#### SUPPLIED MATERIAL
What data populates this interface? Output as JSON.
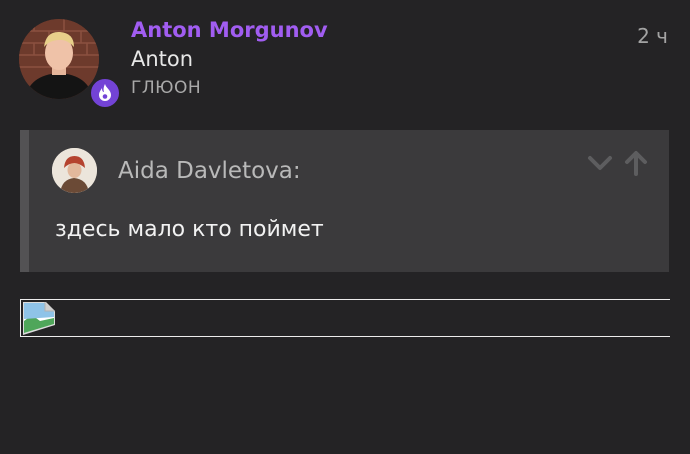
{
  "post": {
    "author_name": "Anton Morgunov",
    "author_nick": "Anton",
    "author_title": "ГЛЮОН",
    "date": "2 ч",
    "flair_icon": "flame-icon",
    "quote": {
      "author": "Aida Davletova:",
      "text": "здесь мало кто поймет",
      "controls": [
        "chevron-down-icon",
        "arrow-up-icon"
      ]
    },
    "image_icon": "broken-image-icon"
  },
  "colors": {
    "background": "#242325",
    "name_accent": "#a15df1",
    "flair": "#7343d6",
    "quote_bg": "#3b3a3c"
  }
}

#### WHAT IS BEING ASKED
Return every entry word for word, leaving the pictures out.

#### EXPECTED ANSWER
What data populates this interface? Output as JSON.
{
  "post": {
    "author_name": "Anton Morgunov",
    "author_nick": "Anton",
    "author_title": "ГЛЮОН",
    "date": "2 ч",
    "flair_icon": "flame-icon",
    "quote": {
      "author": "Aida Davletova:",
      "text": "здесь мало кто поймет",
      "controls": [
        "chevron-down-icon",
        "arrow-up-icon"
      ]
    },
    "image_icon": "broken-image-icon"
  },
  "colors": {
    "background": "#242325",
    "name_accent": "#a15df1",
    "flair": "#7343d6",
    "quote_bg": "#3b3a3c"
  }
}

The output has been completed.